GOVERNMENT is considering repaying the bulk of nearly 90 investors who applied for special grants in 2011 when the State unveiled plans to ramp up coal production and output in a bid to stabilise a sustained economic crisis in the country.
In hindsight, it appears the Ministry of Mines and Mining Development now admits that it could have been in a hurry to collect huge sums of money in application fees without considering if it could accomodate additional coal mines in the country’s coal hotspots in Matabeleland North province where the bulk of the concessions are located.
Last week, Mines and Mining Development Minister, Walter Chidhakwa (pictured), said it was impossible to add 85 more coal mines, but promised that investors who failed to get licenses would be refunded.
“We received 85 special grant applications,” Chidhakwa told delegates at the 76th annual general meeting (AGM) of the Chamber of Mines of Zimbabwe in Victoria Falls on Friday.
“But can you see 85 new coal mines in Matabeleland North? I don’t know. You are the experts, but I don’t think it is the correct way to go. We collected in some cases US$500 000, US$100 000 from these people. It is not money that cannot be refunded. It is a lot of money. We have been operating one coal company here. So can we operate 85? We must discuss it,” said Chidhakwa.
The Zimbabwe Stock Exchange-listed Hwange Colliery Company Limited had operated the only coal mine in the country until about four years ago when the coalfields were opened to other investors, leading to the emergence of new players like the vastly expanding Makomo Resources.
Production from the new players pushed growth by 27,5 percent in 2014 to 6,35 million tonnes, and output is projected to continue rising, riding on significant investment in new plant and equipment at Hwange.
Applications for the special grants were invited when Obert Mpofu, now Transport and Communications Minister, was the Minister of Mines and Mining Development in 2011.
Chidhakwa moved to the Ministry in 2013.
One of his major policy decisions was a proposal to consolidate the seven diamond mining firms operating in the Marange diamond fields into one big firm that is easy to manage.
Most of the diamond firms were licenced during Mpofu’s tenure, and some of the deals sealed at the time had been the subject of court cases.
At the AGM, Chidhakwa also highlighted that gold output would increase to 30 tonnes in the next three years due to several measures recently put in place to enforce delivery into the formal market by artisanal producers.
It is an ambitious target.
At its peak, the gold mining sub-sector produced 27 tonnes of the metal in 1999.
But then, the economy was stable, the investment climate was conducive and metal prices were bullish on the international markets.
Output declined to about seven tonnes at the height of hyperinflation in 2008.
Zimbabwe lost its right to sell gold directly to the international bullion market.
Countries must produce at least 10 tonnes of gold per annum to be admitted into the London Bullion Market Associations.

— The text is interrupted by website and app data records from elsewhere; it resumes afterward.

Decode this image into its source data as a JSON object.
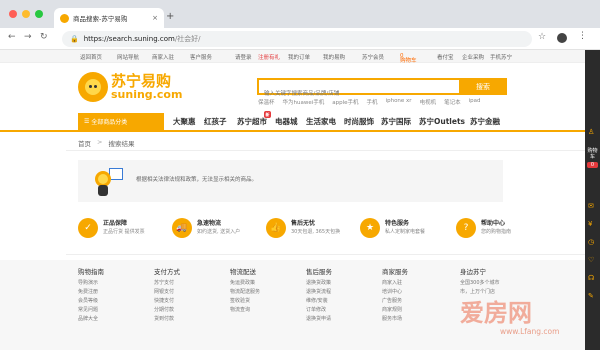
{
  "browser": {
    "tab_title": "商品搜索-苏宁易购",
    "tab_close": "×",
    "new_tab": "+",
    "url_host": "https://search.suning.com",
    "url_path": "/社会好/",
    "back": "←",
    "forward": "→",
    "reload": "↻",
    "star": "☆",
    "kebab": "⋮",
    "lock": "🔒"
  },
  "top_links": {
    "home": "返回首页",
    "site_nav": "网站导航",
    "merchant_join": "商家入驻",
    "customer_service": "客户服务",
    "login": "请登录",
    "register": "注册有礼",
    "my_orders": "我的订单",
    "my_yigou": "我的易购",
    "company": "苏宁会员",
    "cart": "购物车",
    "cart_count": "0",
    "kanfenqi": "看付宝",
    "enterprise": "企业采购",
    "phone_app": "手机苏宁"
  },
  "logo": {
    "cn": "苏宁易购",
    "en": "suning.com"
  },
  "search": {
    "placeholder": "输入关键字搜索商品/品牌/店铺",
    "button": "搜索",
    "hot_words": [
      "保温杯",
      "华为huawei手机",
      "apple手机",
      "手机",
      "iphone xr",
      "电视机",
      "笔记本",
      "ipad"
    ]
  },
  "catbar": {
    "all_categories": "全部商品分类",
    "nav": [
      "大聚惠",
      "红孩子",
      "苏宁超市",
      "电器城",
      "生活家电",
      "时尚服饰",
      "苏宁国际",
      "苏宁Outlets",
      "苏宁金融"
    ],
    "supermarket_badge": "新"
  },
  "breadcrumb": {
    "home": "首页",
    "sep": ">",
    "current": "搜索结果"
  },
  "empty_result": {
    "message": "根据相关法律法规和政策，无法显示相关的商品。"
  },
  "services": [
    {
      "icon": "✓",
      "title": "正品保障",
      "desc": "正品行货 提供发票"
    },
    {
      "icon": "🚚",
      "title": "急速物流",
      "desc": "如约送货, 送货入户"
    },
    {
      "icon": "👍",
      "title": "售后无忧",
      "desc": "30天包退, 365天包换"
    },
    {
      "icon": "★",
      "title": "特色服务",
      "desc": "私人定制家电套餐"
    },
    {
      "icon": "?",
      "title": "帮助中心",
      "desc": "您的购物指南"
    }
  ],
  "footer": [
    {
      "heading": "购物指南",
      "items": [
        "导购演示",
        "免费注册",
        "会员等级",
        "常见问题",
        "品牌大全"
      ]
    },
    {
      "heading": "支付方式",
      "items": [
        "苏宁支付",
        "网银支付",
        "快捷支付",
        "分期付款",
        "货到付款"
      ]
    },
    {
      "heading": "物流配送",
      "items": [
        "免运费政策",
        "物流配送服务",
        "签收验货",
        "物流查询"
      ]
    },
    {
      "heading": "售后服务",
      "items": [
        "退换货政策",
        "退换货流程",
        "维修/安装",
        "订单修改",
        "退换货申请"
      ]
    },
    {
      "heading": "商家服务",
      "items": [
        "商家入驻",
        "培训中心",
        "广告服务",
        "商家规则",
        "服务市场"
      ]
    },
    {
      "heading": "身边苏宁",
      "items": [
        "全国300多个城市",
        "市，上万个门店"
      ]
    }
  ],
  "sidebar": {
    "cart_label": "购物车",
    "cart_count": "0"
  },
  "watermark": {
    "brand": "爱房网",
    "url": "www.Lfang.com"
  },
  "colors": {
    "brand": "#f7a800",
    "red": "#e4393c",
    "sidebar": "#2b2b2b"
  }
}
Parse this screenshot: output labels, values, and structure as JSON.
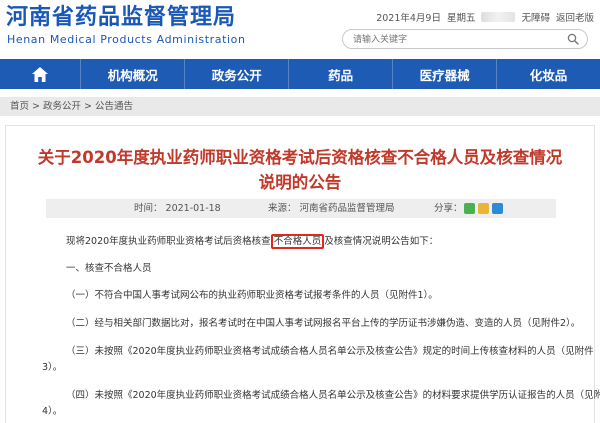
{
  "header": {
    "logo_cn": "河南省药品监督管理局",
    "logo_en": "Henan Medical Products Administration",
    "date": "2021年4月9日",
    "weekday": "星期五",
    "accessibility": "无障碍",
    "old_version": "返回老版",
    "search_placeholder": "请输入关键字"
  },
  "nav": {
    "items": [
      "机构概况",
      "政务公开",
      "药品",
      "医疗器械",
      "化妆品"
    ]
  },
  "breadcrumb": "首页 > 政务公开 > 公告通告",
  "article": {
    "title": "关于2020年度执业药师职业资格考试后资格核查不合格人员及核查情况说明的公告",
    "time": "时间：  2021-01-18",
    "source": "来源：  河南省药品监督管理局",
    "share_label": "分享：",
    "intro_before": "现将2020年度执业药师职业资格考试后资格核查",
    "intro_highlight": "不合格人员",
    "intro_after": "及核查情况说明公告如下：",
    "section1": "一、核查不合格人员",
    "item1": "（一）不符合中国人事考试网公布的执业药师职业资格考试报考条件的人员（见附件1）。",
    "item2": "（二）经与相关部门数据比对，报名考试时在中国人事考试网报名平台上传的学历证书涉嫌伪造、变造的人员（见附件2）。",
    "item3_line1": "（三）未按照《2020年度执业药师职业资格考试成绩合格人员名单公示及核查公告》规定的时间上传核查材料的人员（见附件",
    "item3_line2": "3）。",
    "item4_line1": "（四）未按照《2020年度执业药师职业资格考试成绩合格人员名单公示及核查公告》的材料要求提供学历认证报告的人员（见附件",
    "item4_line2": "4）。"
  },
  "colors": {
    "brand_blue": "#1e5bb5",
    "title_red": "#c0392b",
    "highlight_red": "#e0281c"
  }
}
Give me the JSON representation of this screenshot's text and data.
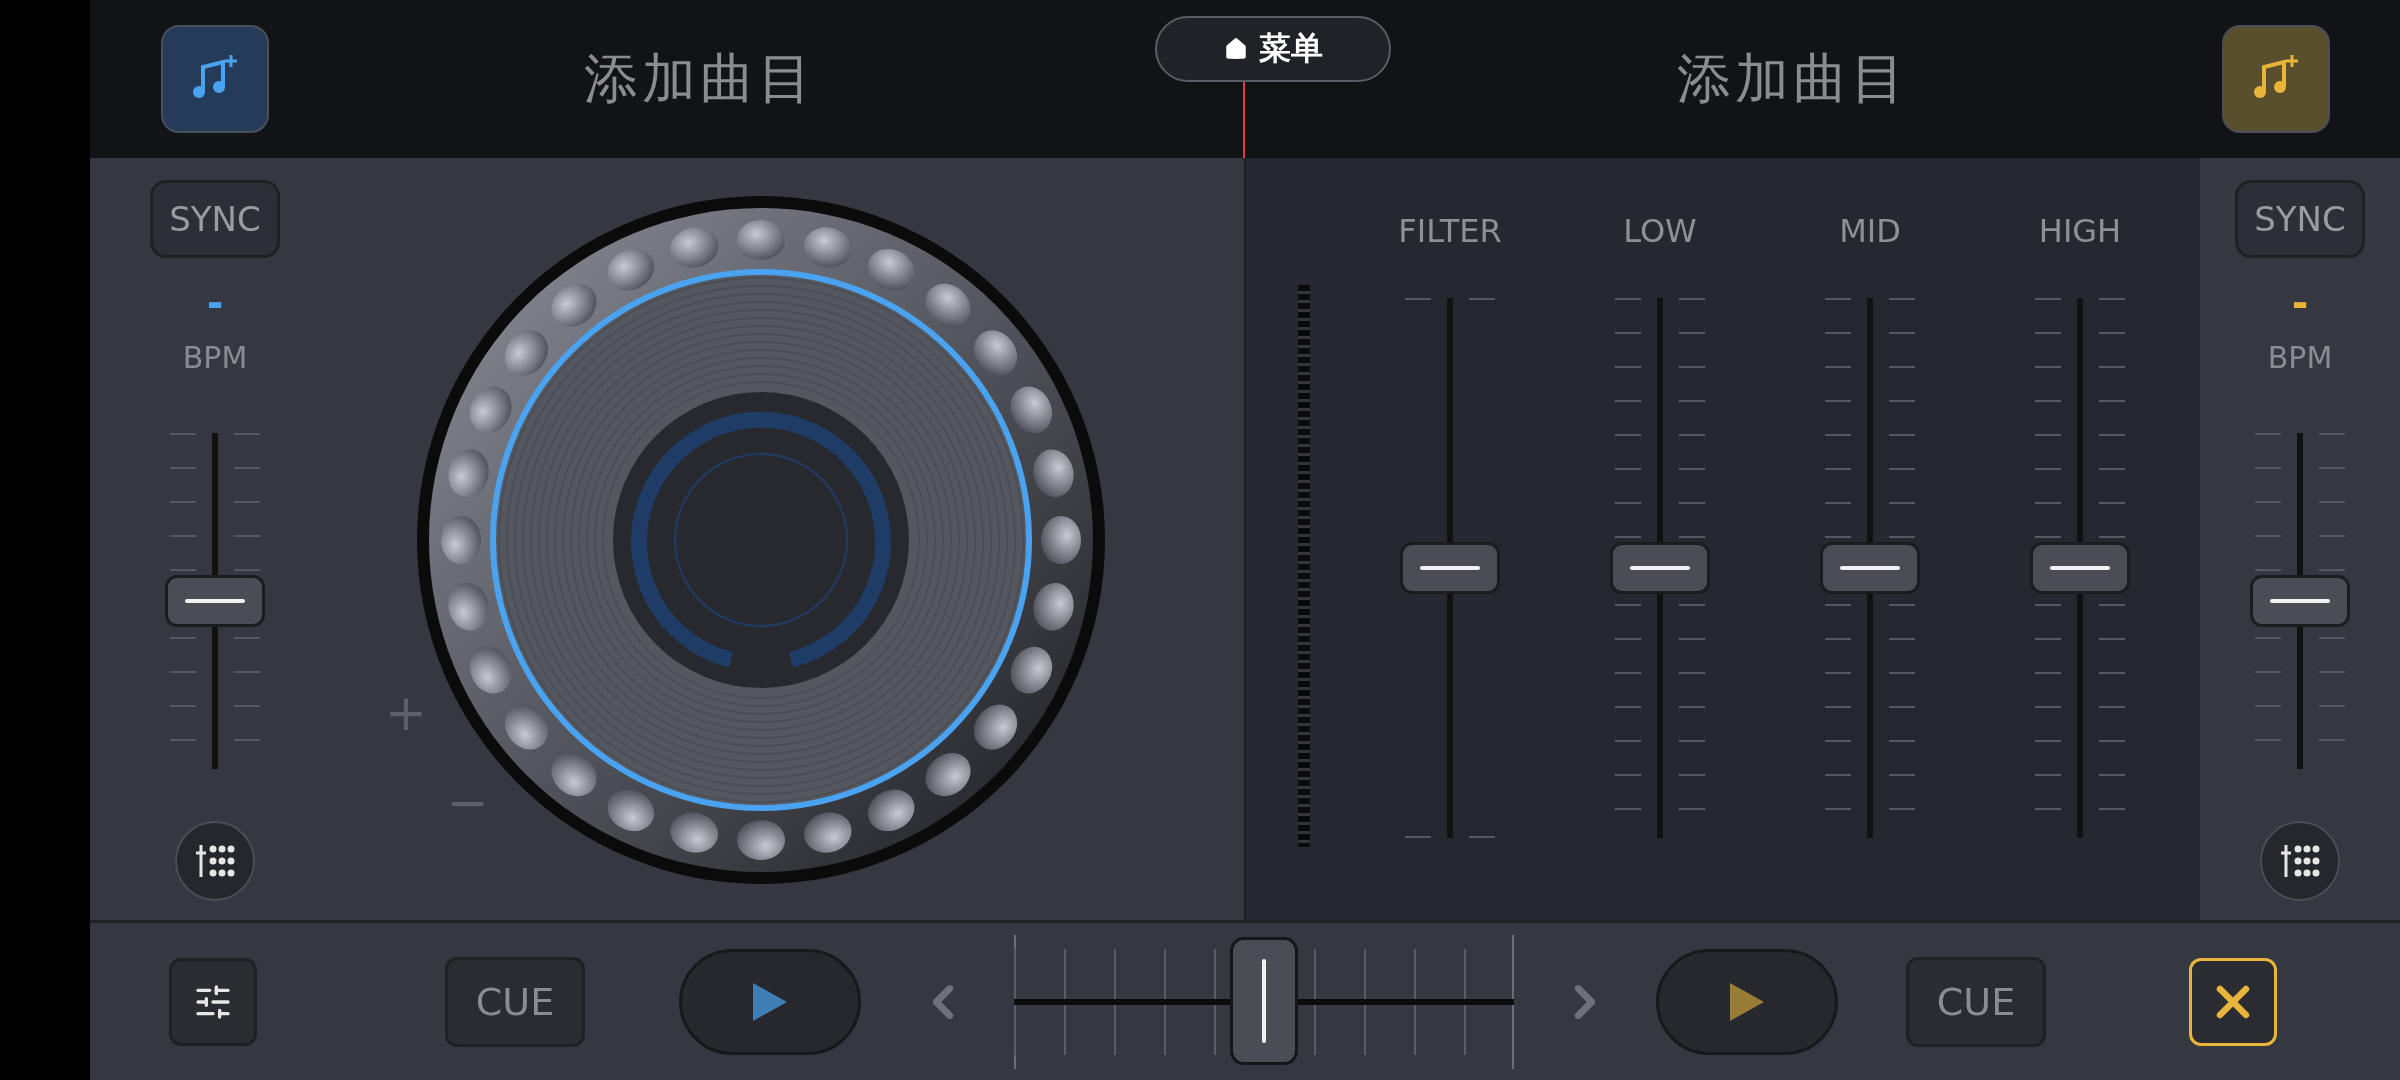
{
  "menu": {
    "label": "菜单"
  },
  "decks": [
    {
      "title": "添加曲目",
      "sync": "SYNC",
      "bpm_value": "-",
      "bpm_label": "BPM",
      "pitch": {
        "level": 0.5
      },
      "color": "#4aa3f0",
      "cue": "CUE"
    },
    {
      "title": "添加曲目",
      "sync": "SYNC",
      "bpm_value": "-",
      "bpm_label": "BPM",
      "pitch": {
        "level": 0.5
      },
      "color": "#e8b53a",
      "cue": "CUE"
    }
  ],
  "nudge": {
    "plus": "+",
    "minus": "−"
  },
  "mixer": {
    "faders": [
      {
        "label": "FILTER",
        "level": 0.5
      },
      {
        "label": "LOW",
        "level": 0.5
      },
      {
        "label": "MID",
        "level": 0.5
      },
      {
        "label": "HIGH",
        "level": 0.5
      }
    ]
  },
  "crossfader": {
    "level": 0.5
  }
}
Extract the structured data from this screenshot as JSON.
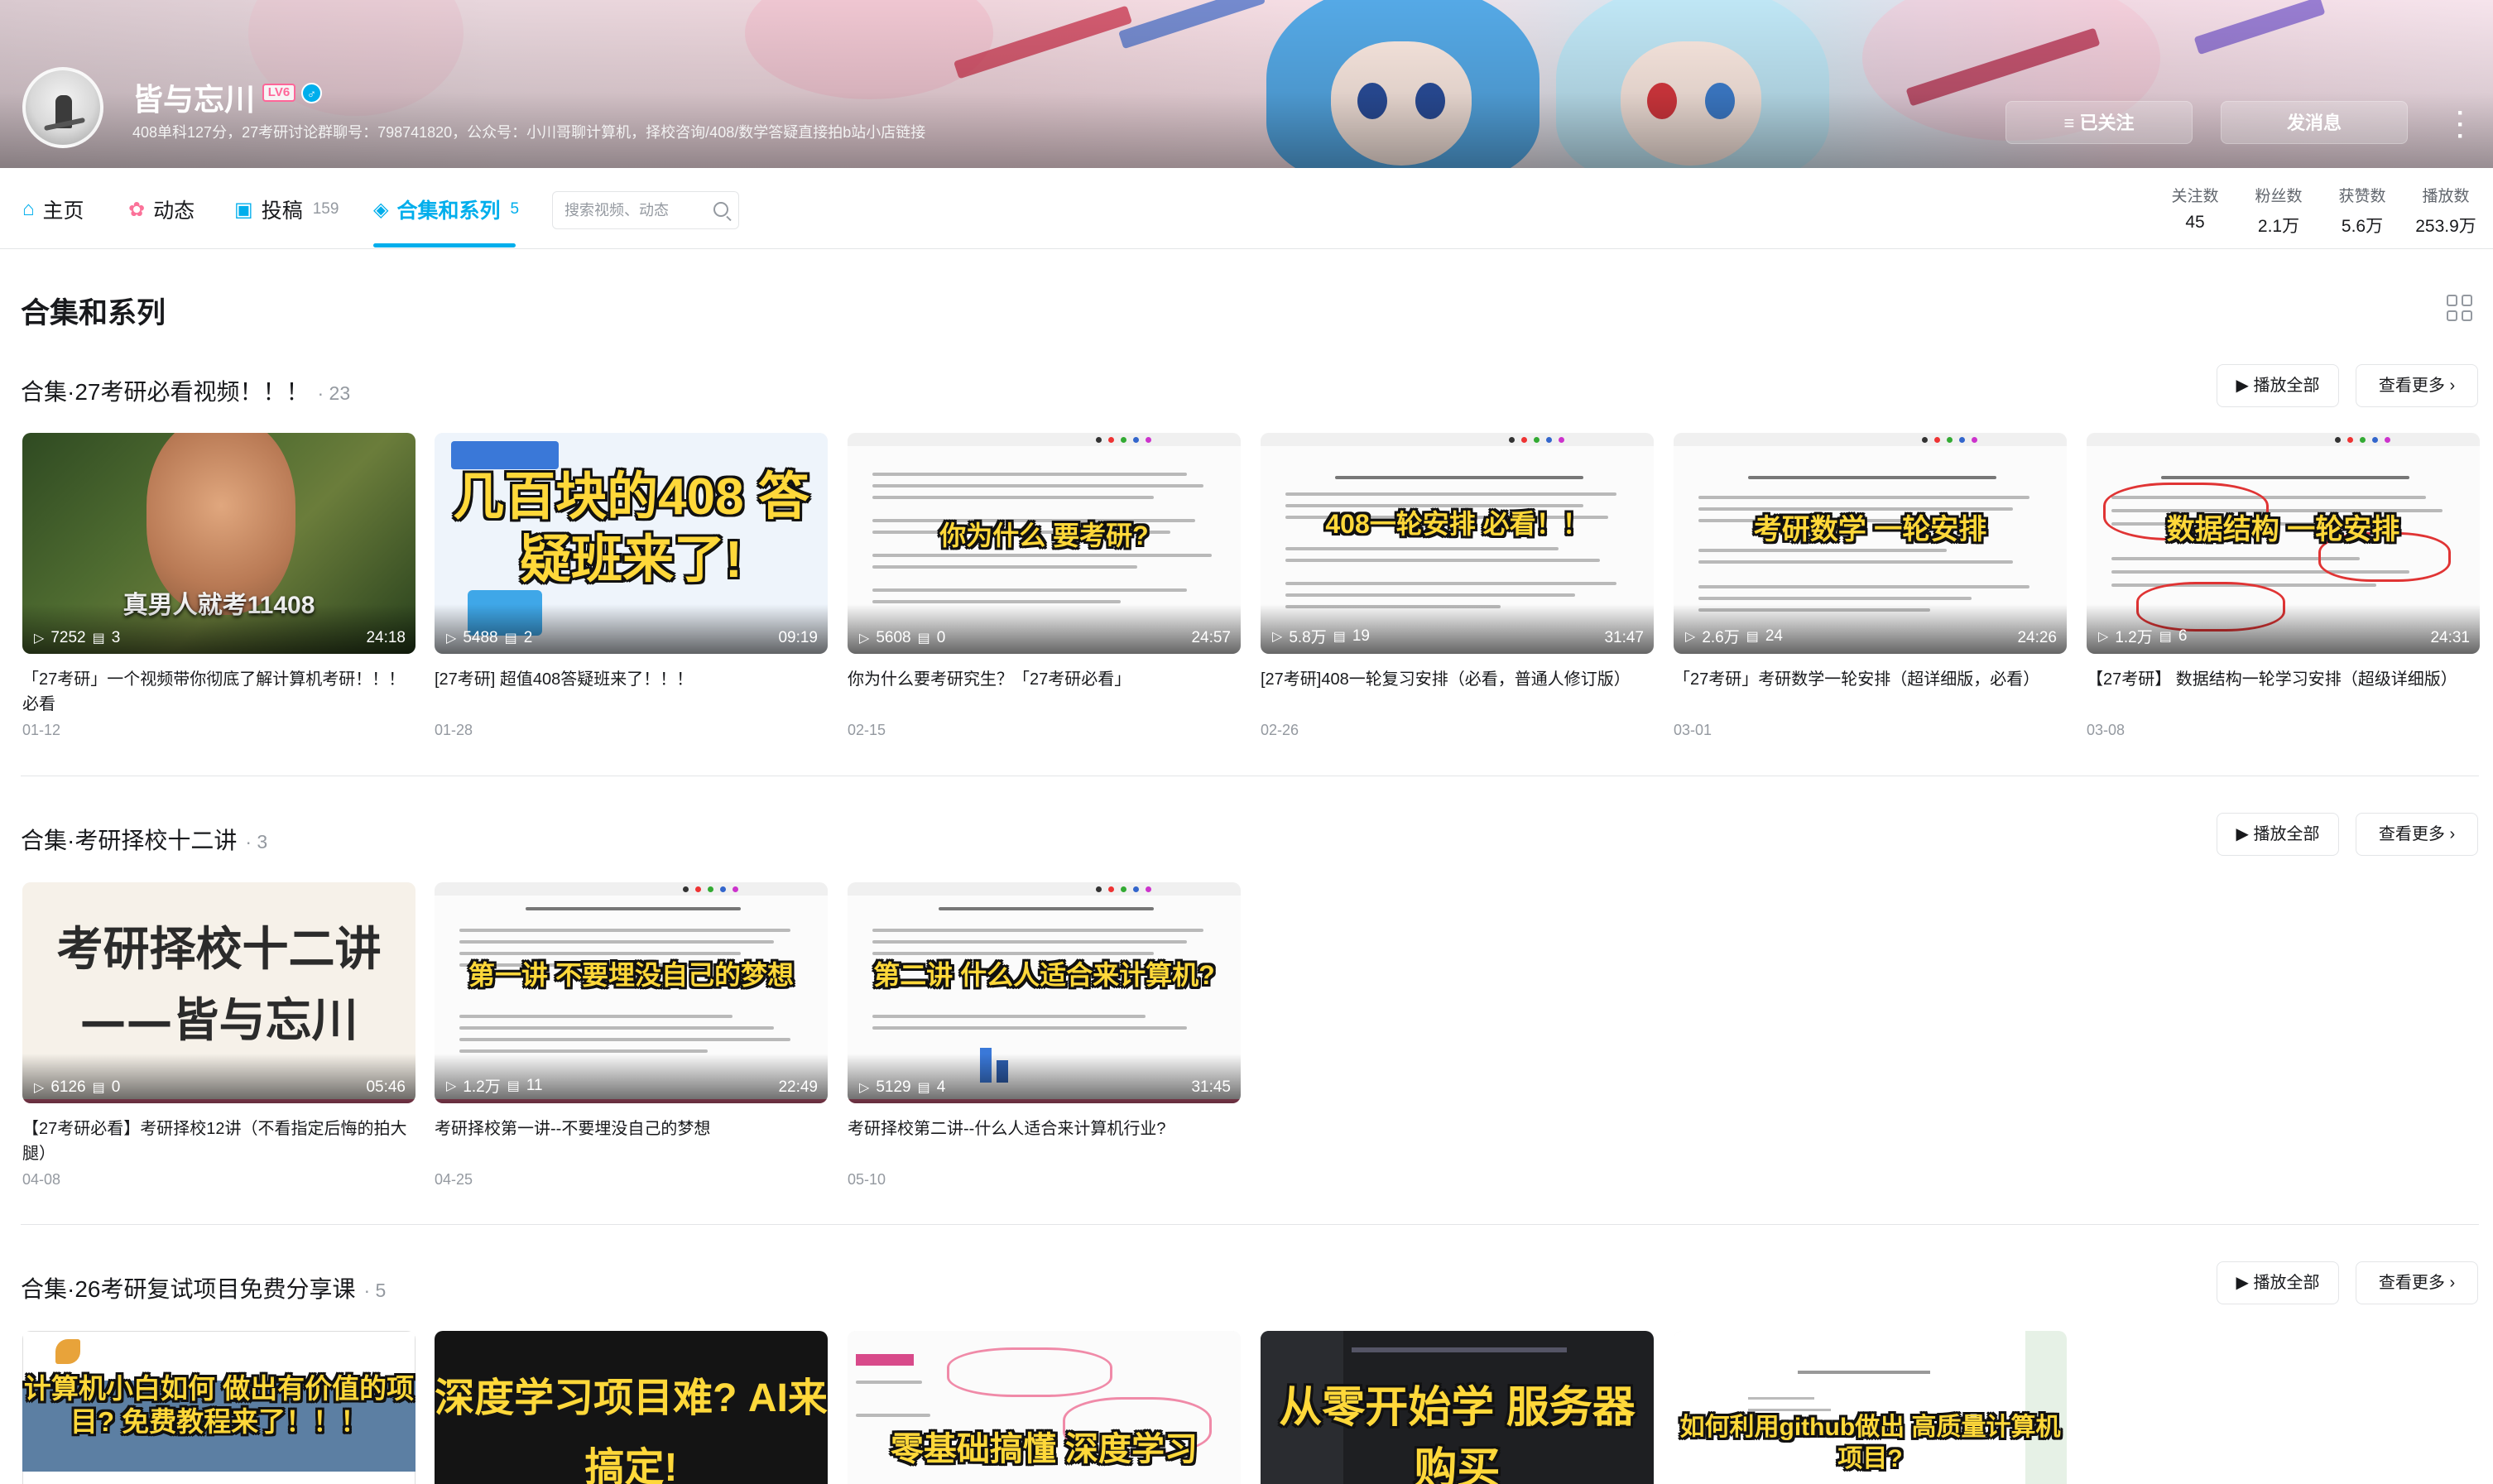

Chidhakwa said the gold production and surveillance project rolled out to ramp up production and deliveries to Fidelity Printers and Refineries had started to bear fruits.
If the trend continued, Chidhakwa said, it was possible that gold output would reach 30 tonnes by 2018, from about 13 tonnes in 2014.
He spoke as the Chamber of Mines announced that gold output was up 25 percent to about four tonnes in the first quarter of 2015, compared with the prior comparative period in 2014.
The bulk of the deliveries came from small scale players, many of whom had until now been channelling output into the black market.
“These efforts have already started to bear fruits with gold production increasing by 25 percent in the first quarter compared to the same period in 2014,” Chidhakwa told delegates at the AGM.
“It is our hope that by 2018 we reach an annual production of 30 tonnes if we are to go ahead in the same spirit as seen in the first quarter of the year.”